Do you think other RBCs in Thailand can learn from the Bang Pakong experience? The Bang Pakong Dialogue helps bridge the gap between the government and the people, and creates an environment of working together through consultations and common directions. I think this is a good start for doing integrated water resources management. Now in Thailand, there are plans to learn from the experience and replicate it in the Northeast river basins and one of the river basins in the Central region. What key insights did you get from the Bang Pakong experience? I think it's important to find a champion —whether an individual or agency— who will catalyze actions for the basin. In the case of Bang Pakong, it was BPRBC chair Chamroon from the private sector who galvanized the Committee into action. It is also important to build the capacity of the RBC members to undertake Committee functions, especially conflict-riddled tasks such as water allocation. Continuous research on river basin management should also improve the RBO's performance. The policy on water resources management and RBO mandates should also be clear. And linkages between the RBO and the national level must be specified, particularly in terms of planning, orchestrating action, and flow of funds. Finally, behaviors and mindsets are important as they directly affect the decisions of the RBO members. Changes or compromises must be introduced to enable the Committee to make and implement a decision. RELATED LINKS
Country Water Action: Driving Change—The Bang Pakong River Basin Committee Experience Pilot and Demonstration Activity: Bang Pakong Dialogue Initiative

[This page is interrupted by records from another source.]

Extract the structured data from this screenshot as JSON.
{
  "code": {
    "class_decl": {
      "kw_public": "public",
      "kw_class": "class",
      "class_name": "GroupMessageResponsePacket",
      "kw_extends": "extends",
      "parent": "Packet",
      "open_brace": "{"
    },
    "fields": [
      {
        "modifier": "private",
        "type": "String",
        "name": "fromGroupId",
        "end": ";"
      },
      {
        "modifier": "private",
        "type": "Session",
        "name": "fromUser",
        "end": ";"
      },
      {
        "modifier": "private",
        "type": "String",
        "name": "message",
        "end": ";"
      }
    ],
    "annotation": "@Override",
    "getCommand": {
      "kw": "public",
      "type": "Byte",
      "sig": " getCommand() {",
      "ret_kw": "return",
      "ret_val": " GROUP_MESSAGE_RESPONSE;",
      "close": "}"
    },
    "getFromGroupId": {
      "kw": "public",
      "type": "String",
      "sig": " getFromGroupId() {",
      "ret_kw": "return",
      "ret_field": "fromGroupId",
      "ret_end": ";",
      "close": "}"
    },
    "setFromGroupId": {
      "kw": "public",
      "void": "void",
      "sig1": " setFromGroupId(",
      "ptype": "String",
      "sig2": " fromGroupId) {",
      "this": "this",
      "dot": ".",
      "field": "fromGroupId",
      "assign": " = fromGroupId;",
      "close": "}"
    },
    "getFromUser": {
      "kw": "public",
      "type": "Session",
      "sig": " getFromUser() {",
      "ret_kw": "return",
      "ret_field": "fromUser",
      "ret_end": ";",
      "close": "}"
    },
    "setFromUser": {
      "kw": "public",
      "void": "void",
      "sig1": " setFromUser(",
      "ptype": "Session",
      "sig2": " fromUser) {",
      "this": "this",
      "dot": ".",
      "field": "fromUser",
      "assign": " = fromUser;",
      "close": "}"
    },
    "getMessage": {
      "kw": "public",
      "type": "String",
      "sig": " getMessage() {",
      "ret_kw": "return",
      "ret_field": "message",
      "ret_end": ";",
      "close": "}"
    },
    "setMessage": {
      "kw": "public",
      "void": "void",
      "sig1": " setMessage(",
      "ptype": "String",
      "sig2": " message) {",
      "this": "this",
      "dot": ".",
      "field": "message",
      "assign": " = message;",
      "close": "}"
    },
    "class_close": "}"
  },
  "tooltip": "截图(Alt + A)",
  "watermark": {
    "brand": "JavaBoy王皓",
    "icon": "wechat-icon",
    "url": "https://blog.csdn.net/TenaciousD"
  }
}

_____________________________ *This article was first published online at ADB's Water for All website in April 2007: http://www.adb.org/Water/Champions/aekaraj.asp. The Water Champions series was developed to showcase individual leadership and initiative in implementing water sector reforms and good practices in Asia and the Pacific. The champions, representing ADB’s developing member countries, are directly involved in improving the water situation in their respective countries or communities. The series is regularly featured in ADB’s Water for All News, which covers water sector developments in the Asia and Pacific region.